County Nickels for Know-How Referendum The Jackson and Swain County Nickels for Know-How Referendum will be held on Thursday, November 1, 2016. Robert Hawk, County Extension Director said polling places have been established in the County.  The polling locations are as follows: Jackson and Swain County Extension Office Hawk explained that the referendum is being held to let users and produces of feed or fertilizer decide if they wish to continue the self-assessment program.  This program has been in place since 1948, and the law requires that a new referendum be held every six years. A 2/3 favorable vote will mean that growers are willing to continue to assess themselves to support agricultural research and education.  The assessment is fifteen cents per hundred pounds on feed and fertilizer produced in North Carolina. The funds, about $1.4 million annually, are collected by the North Carolina Department of Agriculture and Consumer Services, and then allocated by the NC Carolina Agricultural Foundation, Inc.’s 148 volunteer Board of Directors to support agricultural research and extension projects at NC State University benefiting agriculture in North Carolina. For more information on the referendum please call your County Extension Office at: 586-4009 - Jackson or 488-3848 - Swain.
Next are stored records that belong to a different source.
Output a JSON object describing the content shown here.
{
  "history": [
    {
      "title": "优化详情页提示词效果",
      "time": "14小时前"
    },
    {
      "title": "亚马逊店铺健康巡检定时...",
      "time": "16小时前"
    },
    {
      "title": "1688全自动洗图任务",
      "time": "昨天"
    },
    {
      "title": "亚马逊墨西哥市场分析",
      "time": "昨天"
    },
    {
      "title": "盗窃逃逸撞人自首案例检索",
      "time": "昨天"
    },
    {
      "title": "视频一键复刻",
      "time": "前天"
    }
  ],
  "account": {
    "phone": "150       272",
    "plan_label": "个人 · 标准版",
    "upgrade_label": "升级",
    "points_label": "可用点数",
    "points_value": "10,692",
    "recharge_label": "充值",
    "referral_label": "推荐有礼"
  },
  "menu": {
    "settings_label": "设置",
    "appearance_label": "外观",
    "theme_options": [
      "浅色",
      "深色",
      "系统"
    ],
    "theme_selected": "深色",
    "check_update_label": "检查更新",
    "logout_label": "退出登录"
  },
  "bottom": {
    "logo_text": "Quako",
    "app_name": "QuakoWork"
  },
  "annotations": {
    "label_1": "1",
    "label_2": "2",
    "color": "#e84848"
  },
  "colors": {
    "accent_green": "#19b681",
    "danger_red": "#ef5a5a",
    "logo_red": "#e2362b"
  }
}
Consumer Horticulture

Extension's Gardening Portal at NC State University provides access to a wealth of information, events and resources for gardeners in North Carolina.  Managed by the State Urban Horticulture Specialist and Cooperative Extension Horticulture Agents throughout the state, it is your doorway to guidance about successfully growing vegetables, herbs, fruits, flowers and ornamentals in your landscape.

NEWS View All

Postharvest Handling for Enhanced Shelf Life Workshop

The economic success of fruit and vegetable production is highly dependent on postharvest quality preservation. When marketing fresh fruits and vegetables, understanding the processes affecting product quality during storage and transportation is essential MORE »

Ski Walking

Smokies Ski Walking School

We are fortunate to have mountains to see everyday, but also to condition ourselves with well maintained trails that climb our mountains, but also pathways that we have at our parks, schools, developing MORE »


The Leopold Education Project (LEP)

Jackson and Swain counties have many wonderful natural attributes such as clean water, diverse forests, good bottomland soils for agriculture, fish and wildlife to harvest or enjoy. Our counties have produced many heroes MORE »

County SNAP Programs

As your Family and Consumer Science Agent at the Jackson County Extension Center, it has been my pleasure to present SNAP Ed programs to our Seniors and Pre-K groups throughout the county. MORE »

More News
Ginseng Production Seminar - SwainTue Aug 30, 2016
10:00 AM - 12:00 PM Where:
Swain County Cooperative Extension, 60 Almond School Road, Bryson City
— 3 days away
CloverbudsWed Aug 31, 2016
3:30 PM - 5:00 PM— 4 days away
CloverbudsWed Aug 31, 2016
3:45 PM - 5:00 PM— 4 days away
Ginseng Production Seminar - Jackson Thu Sep 1, 2016
6:00 PM - 8:00 PM Where:
Jackson County Cooperative Extension, Scotts Creek Road, Sylva
— 5 days away
YLCSun Sep 4, 2016
5:30 PM - 7:30 PM— 1 week away
YLCSun Sep 4, 2016
5:45 PM - 7:30 PM— 1 week away
Ski Walking DemonstrationTue Sep 6, 2016
6:00 PM - 8:00 PM Where:
Jackson County Extension Center, Scotts Creek Road, Sylva
— 1 week away
Nursery Weed Management Field DayWed Sep 7, 2016
8:00 AM - 1:00 PM Where:
Hawksridge Farms 4243 S. NC 127 Hwy, Hickory, NC
— 2 weeks away
More Events